If you plan on sharing data with other providers remotely, having medical hardware that removes barriers of difficulty for this type of telehealth becomes essential. As far as accuracy for more visual data that needs to be shared, a medical grade diagnostic imaging PC with a 4K display can ensure not only accuracy on your end, but that scans sent over to cooperating providers and patients are high quality and actually provide value in treatment.

Don’t Make Data Accessible to the Wrong People

One of the main reasons interoperability and data sharing have remained so difficult to incorporate into the way providers care for patients is worry over cybersecurity. It’s been proven integral that we open up notes and data to patients and other providers seeking to collaborate, however, opening up of that data should not come at the cost of also giving those with nefarious intentions access to that information. 
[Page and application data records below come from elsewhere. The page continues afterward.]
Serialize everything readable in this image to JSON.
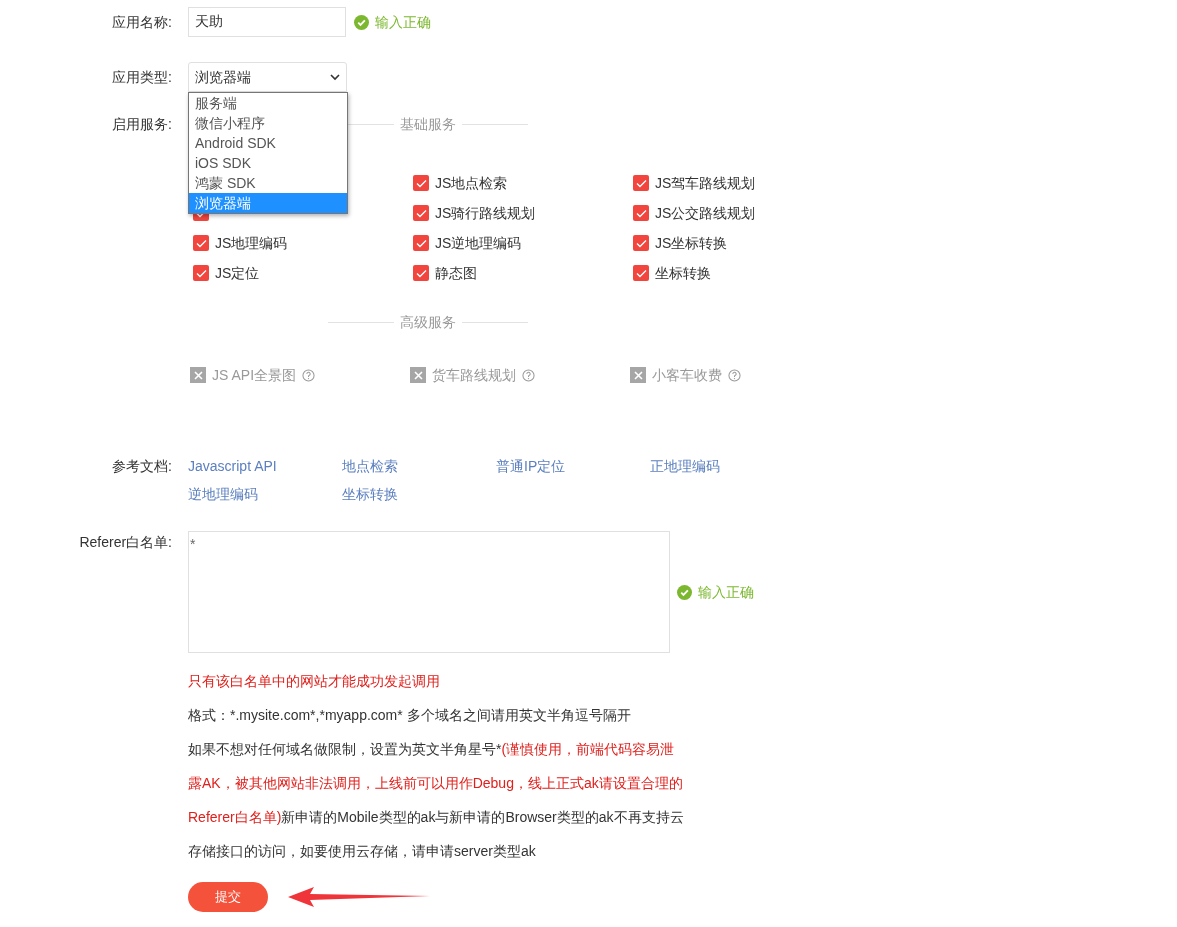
{
  "app_name": {
    "label": "应用名称:",
    "value": "天助",
    "validation": "输入正确"
  },
  "app_type": {
    "label": "应用类型:",
    "value": "浏览器端",
    "expanded": true,
    "options": [
      {
        "label": "服务端",
        "selected": false
      },
      {
        "label": "微信小程序",
        "selected": false
      },
      {
        "label": "Android SDK",
        "selected": false
      },
      {
        "label": "iOS SDK",
        "selected": false
      },
      {
        "label": "鸿蒙 SDK",
        "selected": false
      },
      {
        "label": "浏览器端",
        "selected": true
      }
    ]
  },
  "services": {
    "label": "启用服务:",
    "basic_title": "基础服务",
    "basic": [
      {
        "label": "JS地点检索",
        "checked": true
      },
      {
        "label": "JS驾车路线规划",
        "checked": true
      },
      {
        "checked": true
      },
      {
        "label": "JS骑行路线规划",
        "checked": true
      },
      {
        "label": "JS公交路线规划",
        "checked": true
      },
      {
        "label": "JS地理编码",
        "checked": true
      },
      {
        "label": "JS逆地理编码",
        "checked": true
      },
      {
        "label": "JS坐标转换",
        "checked": true
      },
      {
        "label": "JS定位",
        "checked": true
      },
      {
        "label": "静态图",
        "checked": true
      },
      {
        "label": "坐标转换",
        "checked": true
      }
    ],
    "advanced_title": "高级服务",
    "advanced": [
      {
        "label": "JS API全景图",
        "disabled": true
      },
      {
        "label": "货车路线规划",
        "disabled": true
      },
      {
        "label": "小客车收费",
        "disabled": true
      }
    ]
  },
  "docs": {
    "label": "参考文档:",
    "links": [
      "Javascript API",
      "地点检索",
      "普通IP定位",
      "正地理编码",
      "逆地理编码",
      "坐标转换"
    ]
  },
  "referer": {
    "label": "Referer白名单:",
    "value": "*",
    "validation": "输入正确"
  },
  "notes": [
    {
      "segments": [
        {
          "kind": "warning",
          "text": "只有该白名单中的网站才能成功发起调用"
        }
      ]
    },
    {
      "segments": [
        {
          "kind": "normal",
          "text": "格式：*.mysite.com*,*myapp.com* 多个域名之间请用英文半角逗号隔开"
        }
      ]
    },
    {
      "segments": [
        {
          "kind": "normal",
          "text": "如果不想对任何域名做限制，设置为英文半角星号*"
        },
        {
          "kind": "warning",
          "text": "(谨慎使用，前端代码容易泄露AK，被其他网站非法调用，上线前可以用作Debug，线上正式ak请设置合理的Referer白名单)"
        },
        {
          "kind": "normal",
          "text": "新申请的Mobile类型的ak与新申请的Browser类型的ak不再支持云存储接口的访问，如要使用云存储，请申请server类型ak"
        }
      ]
    }
  ],
  "submit": "提交"
}
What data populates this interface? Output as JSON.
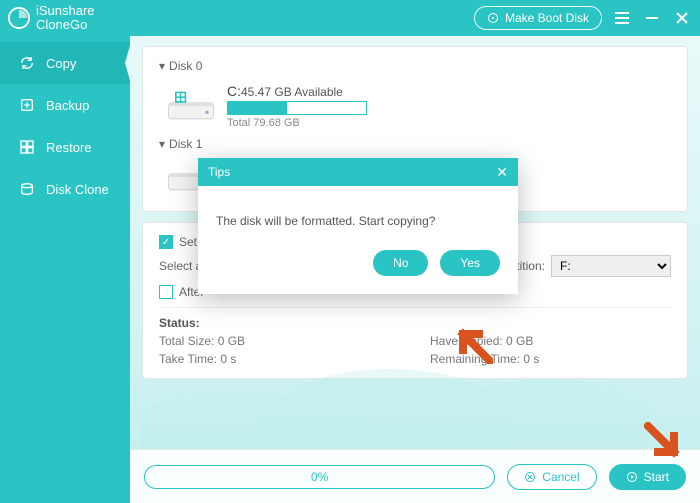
{
  "app": {
    "name": "iSunshare",
    "product": "CloneGo"
  },
  "titlebar": {
    "boot": "Make Boot Disk"
  },
  "sidebar": {
    "items": [
      {
        "label": "Copy"
      },
      {
        "label": "Backup"
      },
      {
        "label": "Restore"
      },
      {
        "label": "Disk Clone"
      }
    ]
  },
  "disks": {
    "d0": {
      "header": "Disk 0",
      "drive": "C:",
      "avail": "45.47 GB Available",
      "total": "Total 79.68 GB",
      "pct": 43
    },
    "d1": {
      "header": "Disk 1"
    }
  },
  "options": {
    "set_label": "Set t",
    "select_text": "Select a",
    "partition_label": "artition:",
    "partition_value": "F:",
    "after_label": "After"
  },
  "status": {
    "header": "Status:",
    "total": "Total Size: 0 GB",
    "copied": "Have Copied: 0 GB",
    "take": "Take Time: 0 s",
    "remain": "Remaining Time: 0 s"
  },
  "bottom": {
    "pct": "0%",
    "cancel": "Cancel",
    "start": "Start"
  },
  "modal": {
    "title": "Tips",
    "msg": "The disk will be formatted. Start copying?",
    "no": "No",
    "yes": "Yes"
  }
}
It’s very likely that we’ll see new cybersecurity efforts come out of the woodworks out of sheer necessity as these 21st Century Cures Act Interoperability laws come into effect. That said, doing what you can at the individual facility level can help patch up cybersecurity holes before they can be taken advantage of come July 2021. 

Be sure proper efforts are being taken to validate and identify anyone attempting to gain access to patient data within your facility. This can be done in a number of ways. For example, authentication hardware like RFID badge readers and biometric scanners can confirm beyond a shadow of a doubt that the person attempting to access notes is who they say they are. Whether these authenticators are being housed in medical-grade computers or medical grade tablets, it would do you well to ensure these readers are Imprivata certified, allowing you to use them in conjunction with protection software such as healthcare single sign on solutions that have proven their efficacy time and time again.

Prepare For The New 21st Century Cures Act Interoperability Standard

These are promising and concerning times for providers who have been advocating for new innovations such as telehealth and interoperability. On one hand, we’re finally seeing the industry as a whole take these new programs seriously and yet, on the other hand, we’ve been forced to adopt these new policies at breakneck speeds out of necessity. Preparing well in advance of the July 2021 deadline for the new 21st Century Cures Act Information Blocking and Interoperability laws can help make sure implementation of these programs aren’t rife with logistical issues and negatively impacted patient outcomes. For more information on the kinds of hardware and software needed to prepare, contact an expert from Cybernet today.